Evaluation Criteria:

To receive an evaluation in this course, students are required to:

1) Attend and participate in class regularly. If a student has more than 4 unexcused absences, s/he will not receive an evaluation.

2) Complete readings and prepare for class discussion.

3) Conduct at least one observation at the Early Learning Center for one of the units of the course. Individual students will observe a single age group of children (i.e., infants, toddlers, preschoolers) and will share the results of their observations with the rest of the class.

4) Complete writing and graph interpretation assignments demonstrating progress in quantitative skills.

5) Submit all writing assignments in a timely manner. Writing assignments will include a series of brief responses to readings and class discussions, and a research proposal submitted at the end of the semester.

Additional Info:


Written work is due in class and it essential to active participation in the course and so that I can provide timely feedback. However, if a medical or personal emergency arises, please contact me as soon as possible so that we can make arrangements. I will not evaluate late work. All assignments must be completed and included in the final portfolio.


Policy Regarding Illness:

Please email me if you will be missing class. If you miss class due to illness, you will be given extra time to make up assignments ­ this time is to be negotiated directly with me, as people will be out for varying times and have different demands on them from other courses and work obligations. The idea is to get caught up as quickly as possible, without accruing incompletes.


An “incomplete” will be granted at the discretion of the instructor only under the most unusual and incapacitating circumstances.  If you miss more than two classes, or feel that you are in danger of not completing the course for any reason, please come see me as soon as possible.  Any student seeking an incomplete must (1) request the “incomplete” in writing prior to the last week of class, (2) provide appropriate written documentation of the illness or circumstances, and (3) make specific arrangements with the instructor to complete the required coursework.  Students will have one semester to complete any missed exams/assignments to replace the incomplete with an evaluation.  Failure to complete the required work within this time frame will result in a “no evaluation.”

Special Needs
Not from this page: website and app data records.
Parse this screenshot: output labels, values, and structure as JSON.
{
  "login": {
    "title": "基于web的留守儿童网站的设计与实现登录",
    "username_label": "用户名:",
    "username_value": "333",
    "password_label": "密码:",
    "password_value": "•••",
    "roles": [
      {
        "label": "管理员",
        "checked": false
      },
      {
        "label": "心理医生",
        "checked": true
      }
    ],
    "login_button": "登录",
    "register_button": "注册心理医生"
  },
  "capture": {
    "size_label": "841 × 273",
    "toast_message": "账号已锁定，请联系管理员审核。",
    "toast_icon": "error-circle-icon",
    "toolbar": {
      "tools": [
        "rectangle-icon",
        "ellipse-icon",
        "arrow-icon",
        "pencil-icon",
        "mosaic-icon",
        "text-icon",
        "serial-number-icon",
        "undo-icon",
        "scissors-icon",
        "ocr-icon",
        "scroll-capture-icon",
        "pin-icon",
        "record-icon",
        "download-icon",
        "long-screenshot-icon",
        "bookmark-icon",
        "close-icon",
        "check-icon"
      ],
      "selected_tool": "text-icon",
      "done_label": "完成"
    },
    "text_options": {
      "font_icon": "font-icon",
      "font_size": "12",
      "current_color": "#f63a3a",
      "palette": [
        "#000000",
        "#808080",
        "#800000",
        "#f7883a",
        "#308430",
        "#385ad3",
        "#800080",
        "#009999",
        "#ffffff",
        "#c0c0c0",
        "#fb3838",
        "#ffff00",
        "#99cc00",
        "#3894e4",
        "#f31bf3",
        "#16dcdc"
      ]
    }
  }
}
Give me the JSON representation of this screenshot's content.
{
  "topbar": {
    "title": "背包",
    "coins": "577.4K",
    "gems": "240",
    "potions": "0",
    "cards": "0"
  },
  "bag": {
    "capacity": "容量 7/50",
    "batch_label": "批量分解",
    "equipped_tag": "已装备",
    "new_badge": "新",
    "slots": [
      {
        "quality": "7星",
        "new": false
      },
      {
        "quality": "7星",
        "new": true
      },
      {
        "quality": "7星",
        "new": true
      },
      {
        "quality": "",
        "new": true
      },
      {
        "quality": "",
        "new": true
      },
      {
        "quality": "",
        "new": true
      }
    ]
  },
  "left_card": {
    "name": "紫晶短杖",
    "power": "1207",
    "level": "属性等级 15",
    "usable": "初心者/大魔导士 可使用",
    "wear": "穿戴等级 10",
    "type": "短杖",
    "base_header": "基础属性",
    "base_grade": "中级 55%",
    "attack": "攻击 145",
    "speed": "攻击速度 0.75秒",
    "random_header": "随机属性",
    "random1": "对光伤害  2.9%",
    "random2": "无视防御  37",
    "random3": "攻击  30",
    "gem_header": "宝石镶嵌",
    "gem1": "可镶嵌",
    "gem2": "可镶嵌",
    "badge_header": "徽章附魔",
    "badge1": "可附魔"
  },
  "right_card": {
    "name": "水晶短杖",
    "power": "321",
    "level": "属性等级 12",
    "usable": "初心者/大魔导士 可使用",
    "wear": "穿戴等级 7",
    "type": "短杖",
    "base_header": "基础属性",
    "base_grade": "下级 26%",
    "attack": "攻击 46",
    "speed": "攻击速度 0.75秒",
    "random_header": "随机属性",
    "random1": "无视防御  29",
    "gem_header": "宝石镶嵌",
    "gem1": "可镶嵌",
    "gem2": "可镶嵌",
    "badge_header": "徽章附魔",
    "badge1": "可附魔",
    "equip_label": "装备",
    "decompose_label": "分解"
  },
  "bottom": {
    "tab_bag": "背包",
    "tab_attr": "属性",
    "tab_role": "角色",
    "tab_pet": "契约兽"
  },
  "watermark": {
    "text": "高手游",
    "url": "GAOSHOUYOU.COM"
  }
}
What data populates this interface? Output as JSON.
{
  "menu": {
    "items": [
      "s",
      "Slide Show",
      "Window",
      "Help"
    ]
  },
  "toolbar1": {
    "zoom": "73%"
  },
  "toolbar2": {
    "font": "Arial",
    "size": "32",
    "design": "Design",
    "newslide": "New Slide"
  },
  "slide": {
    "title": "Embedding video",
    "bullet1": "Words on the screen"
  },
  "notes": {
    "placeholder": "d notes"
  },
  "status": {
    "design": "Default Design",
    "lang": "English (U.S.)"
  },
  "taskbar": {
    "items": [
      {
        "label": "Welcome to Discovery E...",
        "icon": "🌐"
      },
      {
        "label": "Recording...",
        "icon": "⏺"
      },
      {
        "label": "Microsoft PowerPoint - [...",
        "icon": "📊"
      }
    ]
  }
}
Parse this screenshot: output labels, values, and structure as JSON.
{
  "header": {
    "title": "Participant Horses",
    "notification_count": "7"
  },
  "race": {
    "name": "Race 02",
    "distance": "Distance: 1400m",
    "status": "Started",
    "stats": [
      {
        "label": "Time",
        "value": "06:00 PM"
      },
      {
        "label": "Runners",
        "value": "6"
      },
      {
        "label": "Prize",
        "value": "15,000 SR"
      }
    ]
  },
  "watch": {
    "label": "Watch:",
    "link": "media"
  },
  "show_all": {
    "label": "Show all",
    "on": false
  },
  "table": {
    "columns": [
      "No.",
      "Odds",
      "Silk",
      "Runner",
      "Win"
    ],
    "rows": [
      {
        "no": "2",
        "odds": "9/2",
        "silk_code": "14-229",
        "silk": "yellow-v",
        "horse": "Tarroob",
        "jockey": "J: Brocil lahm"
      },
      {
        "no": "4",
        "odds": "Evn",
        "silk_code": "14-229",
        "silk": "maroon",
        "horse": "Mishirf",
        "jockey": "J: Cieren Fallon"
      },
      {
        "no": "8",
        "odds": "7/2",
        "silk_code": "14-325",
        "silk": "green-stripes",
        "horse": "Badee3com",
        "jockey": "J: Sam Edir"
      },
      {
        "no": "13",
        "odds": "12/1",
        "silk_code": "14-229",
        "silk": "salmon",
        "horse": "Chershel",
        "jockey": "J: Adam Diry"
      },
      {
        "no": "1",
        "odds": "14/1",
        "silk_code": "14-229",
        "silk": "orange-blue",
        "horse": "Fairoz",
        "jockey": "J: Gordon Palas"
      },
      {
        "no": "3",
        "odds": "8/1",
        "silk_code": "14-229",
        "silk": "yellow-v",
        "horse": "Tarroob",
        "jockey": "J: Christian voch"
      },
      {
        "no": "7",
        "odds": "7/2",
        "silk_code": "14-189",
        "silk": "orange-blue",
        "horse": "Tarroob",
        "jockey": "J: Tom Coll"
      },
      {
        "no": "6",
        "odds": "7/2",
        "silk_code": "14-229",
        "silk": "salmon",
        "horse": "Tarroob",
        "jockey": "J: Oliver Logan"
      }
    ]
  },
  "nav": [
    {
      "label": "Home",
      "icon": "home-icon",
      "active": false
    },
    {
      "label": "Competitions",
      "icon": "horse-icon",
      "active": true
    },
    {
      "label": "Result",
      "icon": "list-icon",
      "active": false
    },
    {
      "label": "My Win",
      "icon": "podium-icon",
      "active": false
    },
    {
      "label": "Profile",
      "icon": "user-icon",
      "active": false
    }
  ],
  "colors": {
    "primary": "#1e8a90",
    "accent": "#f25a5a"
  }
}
I am aware that all students have learning strengths and weaknesses. I encourage students with disabilities or special needs to discuss with me whatever arrangements may be needed to facilitate their work in the course.  I am available to work with you and the resources on campus, academic support services and/or the disabilities office, to address your needs. Students with special needs should contact me during the first week of class to discuss any special arrangements.  Proper documentation must be in place with CASA.